JustMed, Inc. v. Byce is a copyright case decided by the Ninth Circuit Court of Appeals. It involved the question of who owned the copyright to software code created by Michael Byce – Micheal or JustMed, Inc.? The general rule of copyright law is that the creator of a work owns the copyrights to the work. Michael was the creator of the software code in dispute so he claimed he owned the copyrights to the code, which he took with him when he parted ways with JustMed.
There are two exceptions to the general rule of copyright ownership:
- The work is created by an employee who created the work within the scope of the employee’s employment. When this occurs, the employer is the owner of the copyrights for the work. For example if Disney hires Bart Simpson to draw images for a new cartoon movie, Disney owns the copyrights to the works that Bart creates for his job.
- The work is created under a contract called a “work for hire” agreement in which the creator of the work agrees in the document signed by the creator that the other party to the agreement owns all copyrights to the works created pursuant to the work for hire agreement. This is a contract that everybody should use when hiring somebody to take pictures, write copy, design websites, create images or write software.
In JustMed, Michael claimed he was an independent contractor and therefor the owner of the copyrights to the softwared.
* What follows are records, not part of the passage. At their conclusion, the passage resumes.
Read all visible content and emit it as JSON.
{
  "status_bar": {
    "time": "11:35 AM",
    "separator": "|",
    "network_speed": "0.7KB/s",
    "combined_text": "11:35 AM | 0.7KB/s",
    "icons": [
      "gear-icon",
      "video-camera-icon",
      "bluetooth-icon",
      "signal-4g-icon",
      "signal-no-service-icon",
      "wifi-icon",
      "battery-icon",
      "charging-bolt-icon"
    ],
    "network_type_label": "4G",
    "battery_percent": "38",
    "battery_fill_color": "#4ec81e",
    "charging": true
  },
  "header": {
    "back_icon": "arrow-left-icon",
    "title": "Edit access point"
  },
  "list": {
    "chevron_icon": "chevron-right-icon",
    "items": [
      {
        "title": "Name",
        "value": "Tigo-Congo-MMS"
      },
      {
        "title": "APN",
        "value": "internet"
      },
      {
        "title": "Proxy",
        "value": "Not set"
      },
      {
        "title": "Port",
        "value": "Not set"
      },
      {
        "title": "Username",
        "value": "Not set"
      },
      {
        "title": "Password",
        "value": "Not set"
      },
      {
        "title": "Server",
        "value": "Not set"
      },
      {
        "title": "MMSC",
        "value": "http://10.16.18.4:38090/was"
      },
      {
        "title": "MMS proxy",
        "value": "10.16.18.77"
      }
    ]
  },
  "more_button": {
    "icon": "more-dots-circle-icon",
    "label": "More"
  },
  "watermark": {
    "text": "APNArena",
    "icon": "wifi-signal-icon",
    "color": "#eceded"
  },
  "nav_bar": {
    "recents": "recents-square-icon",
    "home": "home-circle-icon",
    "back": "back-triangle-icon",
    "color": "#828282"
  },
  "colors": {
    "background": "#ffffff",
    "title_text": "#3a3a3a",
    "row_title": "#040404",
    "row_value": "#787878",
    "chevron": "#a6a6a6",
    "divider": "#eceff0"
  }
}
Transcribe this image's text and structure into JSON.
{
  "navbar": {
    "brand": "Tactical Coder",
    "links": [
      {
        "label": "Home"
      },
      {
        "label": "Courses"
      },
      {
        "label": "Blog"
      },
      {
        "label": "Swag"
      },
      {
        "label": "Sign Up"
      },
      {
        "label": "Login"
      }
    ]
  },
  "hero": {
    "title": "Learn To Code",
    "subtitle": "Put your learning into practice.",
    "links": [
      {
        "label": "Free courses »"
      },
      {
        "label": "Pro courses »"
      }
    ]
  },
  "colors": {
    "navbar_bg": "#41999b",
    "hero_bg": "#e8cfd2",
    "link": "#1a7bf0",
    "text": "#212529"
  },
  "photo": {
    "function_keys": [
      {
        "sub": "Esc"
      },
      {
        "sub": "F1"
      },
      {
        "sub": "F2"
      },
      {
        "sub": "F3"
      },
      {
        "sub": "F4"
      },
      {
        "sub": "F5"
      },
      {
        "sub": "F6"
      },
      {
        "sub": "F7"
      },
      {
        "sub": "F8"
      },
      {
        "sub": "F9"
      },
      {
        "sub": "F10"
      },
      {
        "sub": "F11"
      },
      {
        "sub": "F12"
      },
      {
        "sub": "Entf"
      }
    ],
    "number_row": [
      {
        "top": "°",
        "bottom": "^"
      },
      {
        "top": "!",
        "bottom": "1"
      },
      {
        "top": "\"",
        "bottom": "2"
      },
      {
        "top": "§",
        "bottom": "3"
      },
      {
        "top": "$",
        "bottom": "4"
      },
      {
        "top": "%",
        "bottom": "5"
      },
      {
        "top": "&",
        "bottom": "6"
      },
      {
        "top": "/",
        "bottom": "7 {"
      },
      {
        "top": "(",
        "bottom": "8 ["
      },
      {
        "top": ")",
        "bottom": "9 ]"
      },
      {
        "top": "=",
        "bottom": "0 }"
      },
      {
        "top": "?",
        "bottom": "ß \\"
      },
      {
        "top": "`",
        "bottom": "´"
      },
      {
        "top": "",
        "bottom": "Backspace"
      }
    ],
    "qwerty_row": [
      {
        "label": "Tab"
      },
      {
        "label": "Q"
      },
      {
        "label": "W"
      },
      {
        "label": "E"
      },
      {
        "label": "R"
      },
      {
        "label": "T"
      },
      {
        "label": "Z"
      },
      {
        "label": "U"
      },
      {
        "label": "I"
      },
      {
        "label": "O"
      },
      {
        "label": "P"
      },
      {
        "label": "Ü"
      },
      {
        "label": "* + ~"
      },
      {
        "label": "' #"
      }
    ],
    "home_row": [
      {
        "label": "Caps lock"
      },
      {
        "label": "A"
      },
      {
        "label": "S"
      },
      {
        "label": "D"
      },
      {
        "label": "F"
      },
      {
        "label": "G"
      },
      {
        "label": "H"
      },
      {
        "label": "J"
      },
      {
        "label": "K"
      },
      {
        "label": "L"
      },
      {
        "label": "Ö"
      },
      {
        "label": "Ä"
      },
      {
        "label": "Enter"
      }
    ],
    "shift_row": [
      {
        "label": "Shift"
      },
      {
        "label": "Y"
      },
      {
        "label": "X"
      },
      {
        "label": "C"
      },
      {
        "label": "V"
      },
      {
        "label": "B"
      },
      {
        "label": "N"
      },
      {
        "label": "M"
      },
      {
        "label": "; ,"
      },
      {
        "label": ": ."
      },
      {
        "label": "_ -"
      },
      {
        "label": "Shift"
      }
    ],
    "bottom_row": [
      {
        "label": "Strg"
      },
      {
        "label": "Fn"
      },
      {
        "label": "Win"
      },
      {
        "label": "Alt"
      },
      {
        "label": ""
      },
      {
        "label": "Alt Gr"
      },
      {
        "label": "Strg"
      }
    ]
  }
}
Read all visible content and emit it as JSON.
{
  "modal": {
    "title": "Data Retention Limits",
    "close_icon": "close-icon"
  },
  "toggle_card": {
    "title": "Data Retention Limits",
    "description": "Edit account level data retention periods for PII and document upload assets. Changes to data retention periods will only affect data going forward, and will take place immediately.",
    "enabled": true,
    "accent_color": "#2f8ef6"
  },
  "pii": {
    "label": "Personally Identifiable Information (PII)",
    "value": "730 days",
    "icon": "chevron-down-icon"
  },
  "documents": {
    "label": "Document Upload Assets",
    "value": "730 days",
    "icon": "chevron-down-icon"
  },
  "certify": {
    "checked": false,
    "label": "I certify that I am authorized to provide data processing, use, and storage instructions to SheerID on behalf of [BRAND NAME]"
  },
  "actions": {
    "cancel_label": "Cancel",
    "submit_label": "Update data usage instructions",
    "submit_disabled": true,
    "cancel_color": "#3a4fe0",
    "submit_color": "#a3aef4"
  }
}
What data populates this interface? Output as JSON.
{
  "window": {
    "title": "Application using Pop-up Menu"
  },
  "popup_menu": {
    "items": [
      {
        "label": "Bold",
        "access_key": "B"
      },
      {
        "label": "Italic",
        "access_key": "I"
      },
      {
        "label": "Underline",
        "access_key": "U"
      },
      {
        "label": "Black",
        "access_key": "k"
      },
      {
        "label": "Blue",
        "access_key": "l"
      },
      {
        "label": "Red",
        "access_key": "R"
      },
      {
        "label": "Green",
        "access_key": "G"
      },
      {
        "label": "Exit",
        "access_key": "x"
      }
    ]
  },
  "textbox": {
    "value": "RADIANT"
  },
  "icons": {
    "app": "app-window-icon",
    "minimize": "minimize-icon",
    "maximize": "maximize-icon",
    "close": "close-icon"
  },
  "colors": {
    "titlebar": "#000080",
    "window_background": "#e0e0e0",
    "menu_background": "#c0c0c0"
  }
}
JustMed argued that Michael created the code as an employee of JustMed within the scope of his employment and therefor it was the owner of the copyrights. The Court found that JustMed was the owner of the copyright even though it did not dot the “i”s and cross the “t”s with respect to properly documenting the employer / employee relationship. The Court said:
“As a small start-up company, JustMed conducted its business more informally than an established enterprise might. This fact can make it more difficult to decide whether a hired party is an employee or an independent contractor, but it should not make the company more susceptible to losing control over software integral to its product.”
Reading between the lines it appears to me that the employer won because when it looked at the big picture it found that the employer was a software development company, Michael’s sole task was writing software code for the company and the employer paid him for the services. The Court found that Michael created code within the scope of his employment and therefor JustMed owned the copyrights to the code Michael created.
The employer could have avoided the lawsuit and the problems with the coder if it had required the coder to sign a work for hire agreement. If you are hiring somebody to create copyrightable work and need a work for hire agreement or an employment agreement that contains copyright language the protects your ownership of the copyrights, call me at 602-906-4953, ext. 1. I prepare these types of agreements.
See the Court’s opinion.